Series 8 is about truth in the middle of lies, I think, and whether the distinction even matters. Is the Doctor good? I don’t know, but does it matter? He’s mean, rude, insulting, and kind of a jackass, but he saves the world every other day. And he forgives.

This idea becomes even more important when the Doctor and Clara meet Missy (Michelle Gomez). While Danny talks with Seb (Chris Addison) inside the Nethersphere, the Doctor and Clara explore 3w, a strange funeral home that houses skeletons in water tanks. Misi introduces Dr. Chang, who explains that the dead suffer horribly, and 3w is based on the three words: “Don’t cremate me!”

Clara and Danny connect via IPad, while the Doctor and Dr. Chang explore more of 3w. Clara promises to commit suicide if Danny proves he’s real, so of course Danny convinces her of the opposite. I had little use for Danny throughout series 8, but this moment felt real and sad. Again, I think it ties into the idea of lies used for truth: Danny wants Clara to live and move on, so he has to lie and pretend he’s a fake by telling Clara “I love you.” He lies by telling her the truth.
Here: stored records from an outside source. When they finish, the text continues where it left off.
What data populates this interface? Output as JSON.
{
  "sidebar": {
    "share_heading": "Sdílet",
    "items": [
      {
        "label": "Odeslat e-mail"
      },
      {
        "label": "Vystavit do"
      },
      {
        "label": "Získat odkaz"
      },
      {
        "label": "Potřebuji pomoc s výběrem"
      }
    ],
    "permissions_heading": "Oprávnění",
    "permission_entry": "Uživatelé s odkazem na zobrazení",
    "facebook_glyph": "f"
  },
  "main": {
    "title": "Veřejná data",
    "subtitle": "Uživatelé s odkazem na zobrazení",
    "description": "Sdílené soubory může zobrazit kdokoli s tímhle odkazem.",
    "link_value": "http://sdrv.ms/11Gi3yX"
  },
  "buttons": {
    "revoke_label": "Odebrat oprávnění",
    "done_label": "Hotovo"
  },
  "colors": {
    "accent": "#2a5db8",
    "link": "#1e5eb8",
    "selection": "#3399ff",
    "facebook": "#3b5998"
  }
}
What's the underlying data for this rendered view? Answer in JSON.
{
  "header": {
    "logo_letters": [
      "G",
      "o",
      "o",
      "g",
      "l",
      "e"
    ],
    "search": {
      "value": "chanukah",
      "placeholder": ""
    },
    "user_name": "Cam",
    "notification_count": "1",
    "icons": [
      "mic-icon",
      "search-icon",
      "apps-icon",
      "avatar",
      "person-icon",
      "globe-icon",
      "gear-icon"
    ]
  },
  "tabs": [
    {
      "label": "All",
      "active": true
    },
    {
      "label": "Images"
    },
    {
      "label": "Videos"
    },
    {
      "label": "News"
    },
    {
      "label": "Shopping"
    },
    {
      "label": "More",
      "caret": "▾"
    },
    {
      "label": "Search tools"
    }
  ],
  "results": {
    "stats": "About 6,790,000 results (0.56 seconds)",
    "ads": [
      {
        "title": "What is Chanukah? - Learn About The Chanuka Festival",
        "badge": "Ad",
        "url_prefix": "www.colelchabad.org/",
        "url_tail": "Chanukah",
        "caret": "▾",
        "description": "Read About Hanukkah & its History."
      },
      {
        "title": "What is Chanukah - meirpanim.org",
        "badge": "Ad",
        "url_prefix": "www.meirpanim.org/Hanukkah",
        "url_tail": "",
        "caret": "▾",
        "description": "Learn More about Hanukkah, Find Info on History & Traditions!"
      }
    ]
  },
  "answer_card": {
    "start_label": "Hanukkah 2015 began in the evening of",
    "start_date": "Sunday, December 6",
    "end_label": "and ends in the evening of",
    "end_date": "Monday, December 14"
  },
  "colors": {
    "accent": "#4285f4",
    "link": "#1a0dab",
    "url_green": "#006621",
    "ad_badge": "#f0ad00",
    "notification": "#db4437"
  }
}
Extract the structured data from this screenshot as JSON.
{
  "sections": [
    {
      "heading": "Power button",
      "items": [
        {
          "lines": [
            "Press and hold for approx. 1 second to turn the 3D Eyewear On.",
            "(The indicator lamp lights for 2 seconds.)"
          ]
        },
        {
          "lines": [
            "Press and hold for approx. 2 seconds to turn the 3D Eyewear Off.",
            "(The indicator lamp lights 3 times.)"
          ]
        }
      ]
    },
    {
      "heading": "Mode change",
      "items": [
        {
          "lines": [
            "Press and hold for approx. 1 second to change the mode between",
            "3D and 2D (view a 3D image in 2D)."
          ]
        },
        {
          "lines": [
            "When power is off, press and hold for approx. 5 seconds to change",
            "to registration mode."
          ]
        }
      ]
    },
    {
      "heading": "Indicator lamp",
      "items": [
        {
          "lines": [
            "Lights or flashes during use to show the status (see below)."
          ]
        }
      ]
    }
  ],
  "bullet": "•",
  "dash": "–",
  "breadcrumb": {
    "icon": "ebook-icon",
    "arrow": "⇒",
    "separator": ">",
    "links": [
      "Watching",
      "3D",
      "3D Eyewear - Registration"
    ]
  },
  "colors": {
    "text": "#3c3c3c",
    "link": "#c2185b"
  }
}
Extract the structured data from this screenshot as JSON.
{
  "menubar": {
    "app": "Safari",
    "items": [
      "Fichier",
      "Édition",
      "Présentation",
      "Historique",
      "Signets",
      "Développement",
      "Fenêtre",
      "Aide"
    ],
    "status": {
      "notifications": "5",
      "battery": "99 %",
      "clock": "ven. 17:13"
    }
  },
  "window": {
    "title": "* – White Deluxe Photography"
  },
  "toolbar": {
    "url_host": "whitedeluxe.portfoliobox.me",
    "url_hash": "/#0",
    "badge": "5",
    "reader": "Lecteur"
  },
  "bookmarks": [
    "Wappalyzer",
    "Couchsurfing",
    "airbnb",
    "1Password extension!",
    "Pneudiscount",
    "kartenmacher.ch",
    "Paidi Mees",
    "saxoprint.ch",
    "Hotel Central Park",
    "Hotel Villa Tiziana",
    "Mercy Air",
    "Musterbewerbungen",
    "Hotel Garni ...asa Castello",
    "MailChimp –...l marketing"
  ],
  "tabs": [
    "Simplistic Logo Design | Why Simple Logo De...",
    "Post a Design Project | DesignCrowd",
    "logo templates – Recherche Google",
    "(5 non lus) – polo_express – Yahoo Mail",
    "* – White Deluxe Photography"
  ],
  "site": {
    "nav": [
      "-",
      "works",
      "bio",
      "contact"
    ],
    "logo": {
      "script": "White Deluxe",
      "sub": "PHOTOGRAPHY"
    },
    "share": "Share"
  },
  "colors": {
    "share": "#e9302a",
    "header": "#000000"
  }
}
The Doctor and Dr. Chang find Missy. Earlier, she pretended to be a robot helper named MISI, and made out with the Doctor. There’s some strange stuff going on here, so I’ll explain how I thought through this. When she put the Doctor’s hand over her heart, I thought ‘Of course, she’s a Time Lord.’ This lead me to the Master, but I reasoned my way out of this. ‘She can’t be a Time Lord, and definitely can’t be the Master. They’re all trapped in the Time War, and I’m pretty sure the Master exploded from lightning magic anyway.’


She’s not the Master; she’s the Mistress! And as crazy as ever.

Maybe not that crazy.

Missy kills Dr. Chang and unleashes the Cybermen on London. The Nethersphere, the Promised Land, the afterlife are actually a piece of Time Lord technology that can capture or absorb dying minds and place them in a virtual reality. The minds inside remain connected to their newly-upgraded bodies. Each mind is also given the chance to purge their emotions, and then probably deposited back into their body to act as a Cyberman.

Where the other Time Lords are, Gallifrey’s fate, and how the Mistress is even still alive are all important, as-yet unanswered questions, and I have no real speculation. I didn’t see the Master coming. At all. But we can be sure the last episode will go off the rails. With the Mistress/Master involved it always does.

Conspiracy theory: Is there a 4-beat rhythm in the Doctor Who theme that matches the beat the Master hears in her head all the time? I’ve been listening to it… too much, but I can’t confirm it. Anyone else notice it?